1. Didiplis diandra (Nuttall ex de Candolle) Alph. Wood, Amer. Bot. Fl. 124. 1870.
Peplis diandra Nuttall ex de Candolle in A. P. de Candolle and A. L. P. P. de Candolle, Prodr. 3: 77. 1828
Leaves: blade 5–33(–40) × 0.5–5(–10) mm. Floral tube 2 × 2 mm. Capsules globose, 1.5–2 × 1.5–2 mm. Seeds 0.6–0.7 × 0.2 mm. 2n = 32.
Flowering late spring–fall. Shallow streams, margins of swamps and ponds, temporary pools, ditches, drying mudflats; 50–500 m; Ala., Ark., Fla., Ga., Ill., Ind., Iowa, Kans., Ky., La., Minn., Miss., Mo., Nebr., N.C., Tenn., Tex., Va., Wis.
A Utah record is based on a specimen collected at Fish Lake, Sevier County, in 1894 (M. E. Jones 5781, BM) and on inclusion of the genus in the Utah flora without reference to a collection (I. Tidestrom 1925). Didiplis is not confirmed as a past or present member of that flora. Early reports of the species in Ohio by M. L. Fernald (1950) and others have not been verified (T. S. Cooperrider 1995). Didiplis diandra usually produces flowers and seeds underwater. Plants are often grown and sold internationally for the aquarium trade.

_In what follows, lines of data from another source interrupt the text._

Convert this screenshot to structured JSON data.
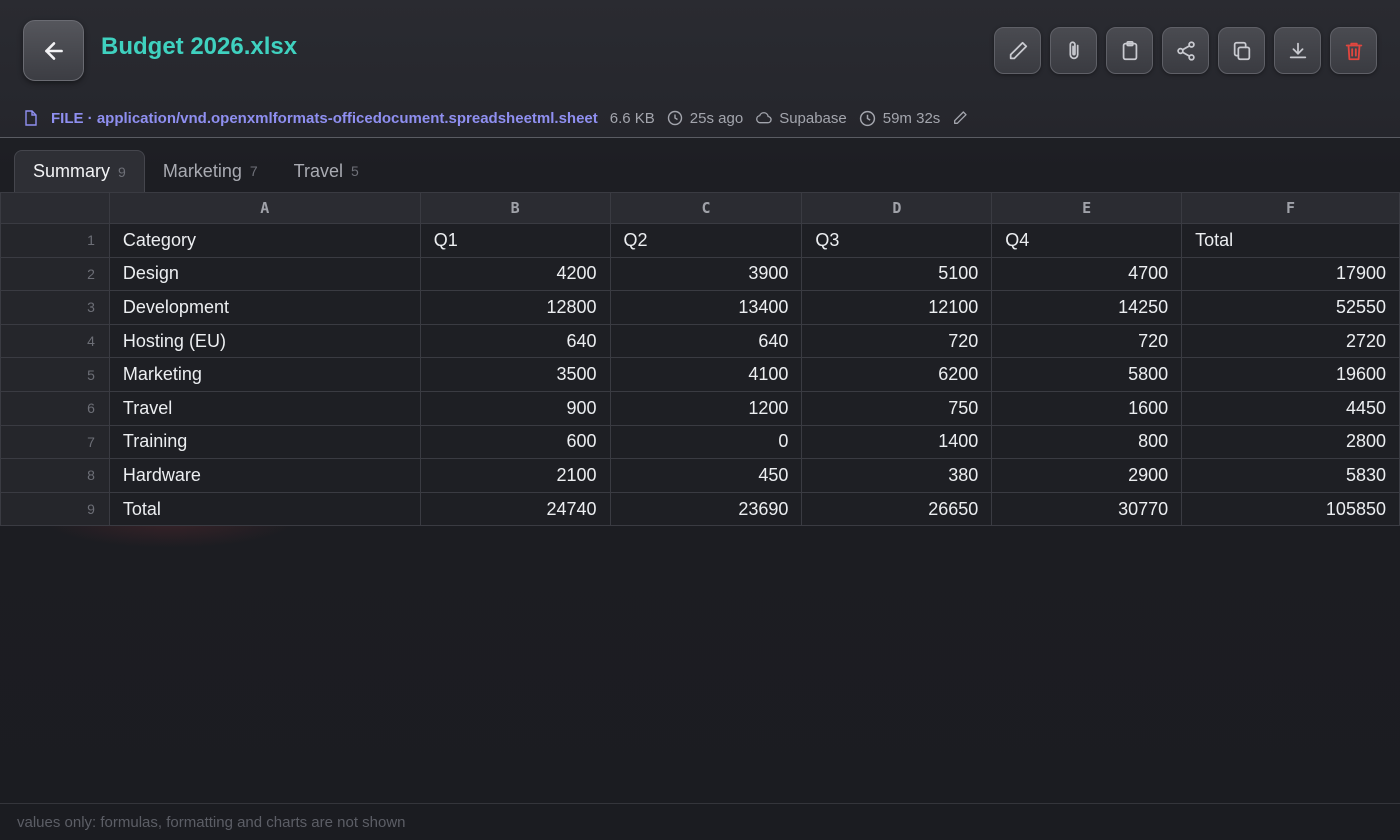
{
  "file": {
    "title": "Budget 2026.xlsx",
    "type_label": "FILE · application/vnd.openxmlformats-officedocument.spreadsheetml.sheet",
    "size": "6.6 KB",
    "modified": "25s ago",
    "storage": "Supabase",
    "duration": "59m 32s"
  },
  "toolbar": [
    "pencil-icon",
    "paperclip-icon",
    "clipboard-icon",
    "share-icon",
    "copy-icon",
    "download-icon",
    "trash-icon"
  ],
  "tabs": [
    {
      "label": "Summary",
      "count": "9",
      "active": true
    },
    {
      "label": "Marketing",
      "count": "7",
      "active": false
    },
    {
      "label": "Travel",
      "count": "5",
      "active": false
    }
  ],
  "grid": {
    "columns": [
      "A",
      "B",
      "C",
      "D",
      "E",
      "F"
    ],
    "rows": [
      {
        "n": "1",
        "cells": [
          "Category",
          "Q1",
          "Q2",
          "Q3",
          "Q4",
          "Total"
        ]
      },
      {
        "n": "2",
        "cells": [
          "Design",
          "4200",
          "3900",
          "5100",
          "4700",
          "17900"
        ]
      },
      {
        "n": "3",
        "cells": [
          "Development",
          "12800",
          "13400",
          "12100",
          "14250",
          "52550"
        ]
      },
      {
        "n": "4",
        "cells": [
          "Hosting (EU)",
          "640",
          "640",
          "720",
          "720",
          "2720"
        ]
      },
      {
        "n": "5",
        "cells": [
          "Marketing",
          "3500",
          "4100",
          "6200",
          "5800",
          "19600"
        ]
      },
      {
        "n": "6",
        "cells": [
          "Travel",
          "900",
          "1200",
          "750",
          "1600",
          "4450"
        ]
      },
      {
        "n": "7",
        "cells": [
          "Training",
          "600",
          "0",
          "1400",
          "800",
          "2800"
        ]
      },
      {
        "n": "8",
        "cells": [
          "Hardware",
          "2100",
          "450",
          "380",
          "2900",
          "5830"
        ]
      },
      {
        "n": "9",
        "cells": [
          "Total",
          "24740",
          "23690",
          "26650",
          "30770",
          "105850"
        ]
      }
    ]
  },
  "footer": {
    "note": "values only: formulas, formatting and charts are not shown"
  },
  "colors": {
    "accent": "#3fd1bf",
    "mime": "#8f8ff0",
    "danger": "#e0463f"
  }
}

Ammannia nuttallii A. Gray, Didiplis linearis Rafinesque, Hypobrichia nuttallii Torrey & A. Gray, and Ptilina aquatica Nuttall ex Torrey & A. Gray are illegitimate names that pertain to D. diandra.